On the issue of U.S. pork exports to China, Reuters writer Tom Polansek reported on Friday that, “JBS USA will remove a growth drug banned by Beijing from its U.S. hog supply, the company said on Friday, accelerating the competition for pork exports as China grapples with a devastating pig disease.
“The meat packer’s move away from the drug ractopamine, a feed additive, shows how companies are maneuvering to take advantage of an expected shortage in China, the world’s largest pork consumer, due to African swine fever (ASF).”
More broadly with respect to U.S., China trade talks, Bloomberg writers Shawn Donnan and Jenny Leonard reported on Sunday that, “Chinese officials are signaling they’re increasingly reluctant to agree to a broad trade deal pursued by President Donald Trump, ahead of negotiations this week that have raised hopes of a potential truce.
“In meetings with U.S. visitors to Beijing in recent weeks, senior Chinese officials have indicated the range of topics they’re willing to discuss has narrowed considerably, according to people familiar with the discussions.
“Vice Premier Liu He, who will lead the Chinese contingent in high-level talks that begin Thursday, told visiting dignitaries he would bring an offer to Washington that won’t include commitments on reforming Chinese industrial policy or the government subsidies that have been the target of longstanding U.S. complaints, one of the people said.”
Also on Monday, Bloomberg writers Shawn Donnan and Jenny Leonard reported that, “The Trump administration placed eight Chinese technology giants on a U.S. blacklist on Monday, accusing them of being implicated in human rights violations against Muslim minorities in the country’s far-western region of Xinjiang.”
The Bloomberg writers explained that, “The move, first reported by Reuters, still takes President Donald Trump’s economic war against China in a new direction, marking the first time his administration has cited human rights as a reason for action. Past moves to blacklist companies such as Huawei Technologies Co. have been taken on national security grounds.”

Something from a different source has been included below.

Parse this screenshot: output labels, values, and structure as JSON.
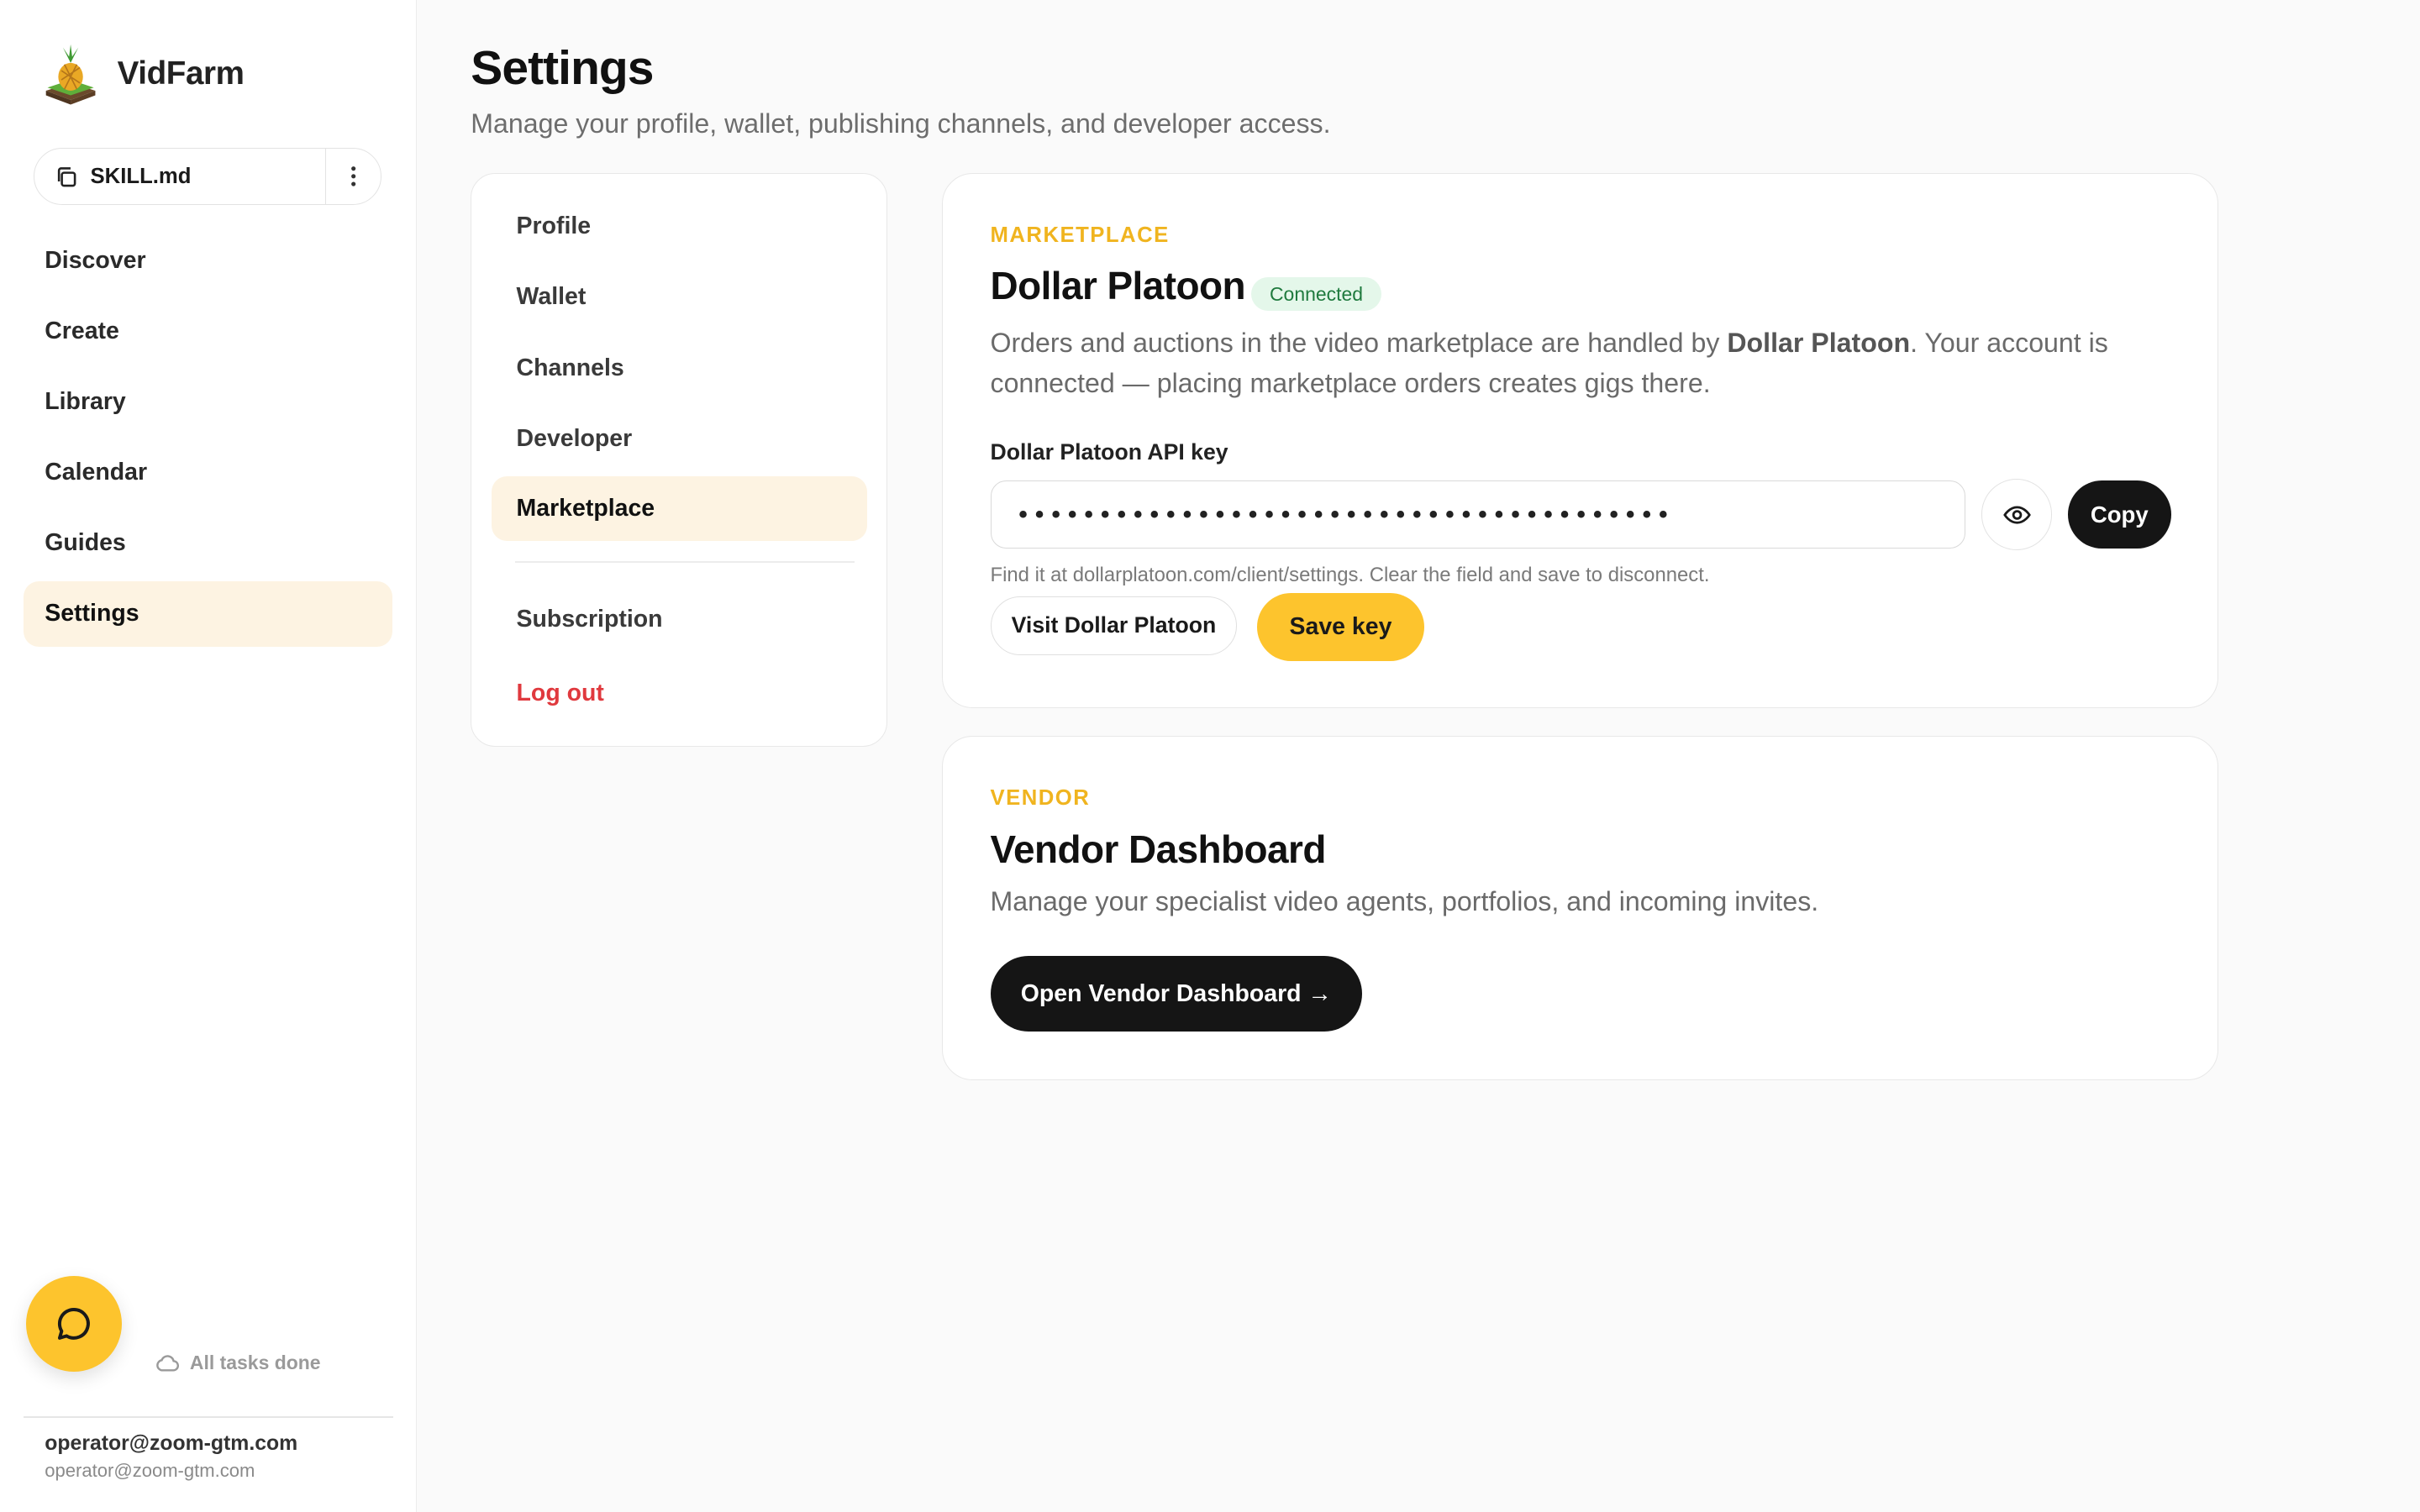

Following this development, on Tuesday, Bloomberg News reported that, “China signaled it would hit back after the Trump administration placed eight of the country’s technology giants on a blacklist over alleged human rights violations against Muslim minorities.
“Asked Tuesday whether China would retaliate over the blacklist, foreign ministry spokesman Geng Shuang told reporters ‘stay tuned.’ He also denied that the government abused human rights in the far west region of Xinjiang.”